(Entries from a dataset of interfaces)

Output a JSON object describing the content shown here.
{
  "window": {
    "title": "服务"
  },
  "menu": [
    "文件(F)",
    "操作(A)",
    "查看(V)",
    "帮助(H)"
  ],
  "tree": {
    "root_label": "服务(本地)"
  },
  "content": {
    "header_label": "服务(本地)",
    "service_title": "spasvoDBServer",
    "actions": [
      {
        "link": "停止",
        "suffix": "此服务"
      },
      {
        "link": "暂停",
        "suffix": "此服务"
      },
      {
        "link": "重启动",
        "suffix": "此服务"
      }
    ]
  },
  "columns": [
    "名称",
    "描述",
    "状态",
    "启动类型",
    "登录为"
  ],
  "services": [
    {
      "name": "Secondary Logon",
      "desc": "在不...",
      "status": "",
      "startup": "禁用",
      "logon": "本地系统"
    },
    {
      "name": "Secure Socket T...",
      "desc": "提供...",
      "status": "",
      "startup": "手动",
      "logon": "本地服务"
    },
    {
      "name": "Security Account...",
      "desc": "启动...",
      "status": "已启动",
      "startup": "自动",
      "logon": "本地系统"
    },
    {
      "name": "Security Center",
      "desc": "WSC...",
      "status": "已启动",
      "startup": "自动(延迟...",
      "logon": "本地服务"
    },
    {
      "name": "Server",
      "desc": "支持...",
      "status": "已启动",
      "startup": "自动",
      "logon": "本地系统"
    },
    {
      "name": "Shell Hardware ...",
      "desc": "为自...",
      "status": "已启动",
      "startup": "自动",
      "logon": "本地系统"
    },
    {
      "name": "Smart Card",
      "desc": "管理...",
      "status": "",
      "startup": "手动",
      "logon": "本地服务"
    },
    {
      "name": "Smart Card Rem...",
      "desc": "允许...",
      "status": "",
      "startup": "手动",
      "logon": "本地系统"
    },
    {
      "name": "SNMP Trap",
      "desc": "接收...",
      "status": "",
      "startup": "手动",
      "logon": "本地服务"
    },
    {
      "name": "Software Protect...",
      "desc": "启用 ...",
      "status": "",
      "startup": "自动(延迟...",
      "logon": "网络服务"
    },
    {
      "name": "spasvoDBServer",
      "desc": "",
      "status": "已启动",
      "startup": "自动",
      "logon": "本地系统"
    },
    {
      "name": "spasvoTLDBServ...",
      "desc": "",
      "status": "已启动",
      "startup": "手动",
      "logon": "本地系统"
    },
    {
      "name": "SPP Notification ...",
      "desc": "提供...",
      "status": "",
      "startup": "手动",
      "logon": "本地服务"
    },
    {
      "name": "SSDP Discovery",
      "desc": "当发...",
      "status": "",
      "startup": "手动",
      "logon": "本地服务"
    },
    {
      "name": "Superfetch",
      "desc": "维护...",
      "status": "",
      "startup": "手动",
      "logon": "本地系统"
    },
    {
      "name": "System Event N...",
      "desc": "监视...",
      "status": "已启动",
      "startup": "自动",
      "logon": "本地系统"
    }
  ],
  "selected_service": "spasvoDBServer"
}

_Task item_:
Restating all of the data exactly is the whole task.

_Solution below_:
Output a JSON object describing the content shown here.
{
  "window": {
    "title": "服务"
  },
  "menu": [
    "文件(F)",
    "操作(A)",
    "查看(V)",
    "帮助(H)"
  ],
  "tree": {
    "root_label": "服务(本地)"
  },
  "content": {
    "header_label": "服务(本地)",
    "service_title": "spasvoDBServer",
    "actions": [
      {
        "link": "停止",
        "suffix": "此服务"
      },
      {
        "link": "暂停",
        "suffix": "此服务"
      },
      {
        "link": "重启动",
        "suffix": "此服务"
      }
    ]
  },
  "columns": [
    "名称",
    "描述",
    "状态",
    "启动类型",
    "登录为"
  ],
  "services": [
    {
      "name": "Secondary Logon",
      "desc": "在不...",
      "status": "",
      "startup": "禁用",
      "logon": "本地系统"
    },
    {
      "name": "Secure Socket T...",
      "desc": "提供...",
      "status": "",
      "startup": "手动",
      "logon": "本地服务"
    },
    {
      "name": "Security Account...",
      "desc": "启动...",
      "status": "已启动",
      "startup": "自动",
      "logon": "本地系统"
    },
    {
      "name": "Security Center",
      "desc": "WSC...",
      "status": "已启动",
      "startup": "自动(延迟...",
      "logon": "本地服务"
    },
    {
      "name": "Server",
      "desc": "支持...",
      "status": "已启动",
      "startup": "自动",
      "logon": "本地系统"
    },
    {
      "name": "Shell Hardware ...",
      "desc": "为自...",
      "status": "已启动",
      "startup": "自动",
      "logon": "本地系统"
    },
    {
      "name": "Smart Card",
      "desc": "管理...",
      "status": "",
      "startup": "手动",
      "logon": "本地服务"
    },
    {
      "name": "Smart Card Rem...",
      "desc": "允许...",
      "status": "",
      "startup": "手动",
      "logon": "本地系统"
    },
    {
      "name": "SNMP Trap",
      "desc": "接收...",
      "status": "",
      "startup": "手动",
      "logon": "本地服务"
    },
    {
      "name": "Software Protect...",
      "desc": "启用 ...",
      "status": "",
      "startup": "自动(延迟...",
      "logon": "网络服务"
    },
    {
      "name": "spasvoDBServer",
      "desc": "",
      "status": "已启动",
      "startup": "自动",
      "logon": "本地系统"
    },
    {
      "name": "spasvoTLDBServ...",
      "desc": "",
      "status": "已启动",
      "startup": "手动",
      "logon": "本地系统"
    },
    {
      "name": "SPP Notification ...",
      "desc": "提供...",
      "status": "",
      "startup": "手动",
      "logon": "本地服务"
    },
    {
      "name": "SSDP Discovery",
      "desc": "当发...",
      "status": "",
      "startup": "手动",
      "logon": "本地服务"
    },
    {
      "name": "Superfetch",
      "desc": "维护...",
      "status": "",
      "startup": "手动",
      "logon": "本地系统"
    },
    {
      "name": "System Event N...",
      "desc": "监视...",
      "status": "已启动",
      "startup": "自动",
      "logon": "本地系统"
    }
  ],
  "selected_service": "spasvoDBServer"
}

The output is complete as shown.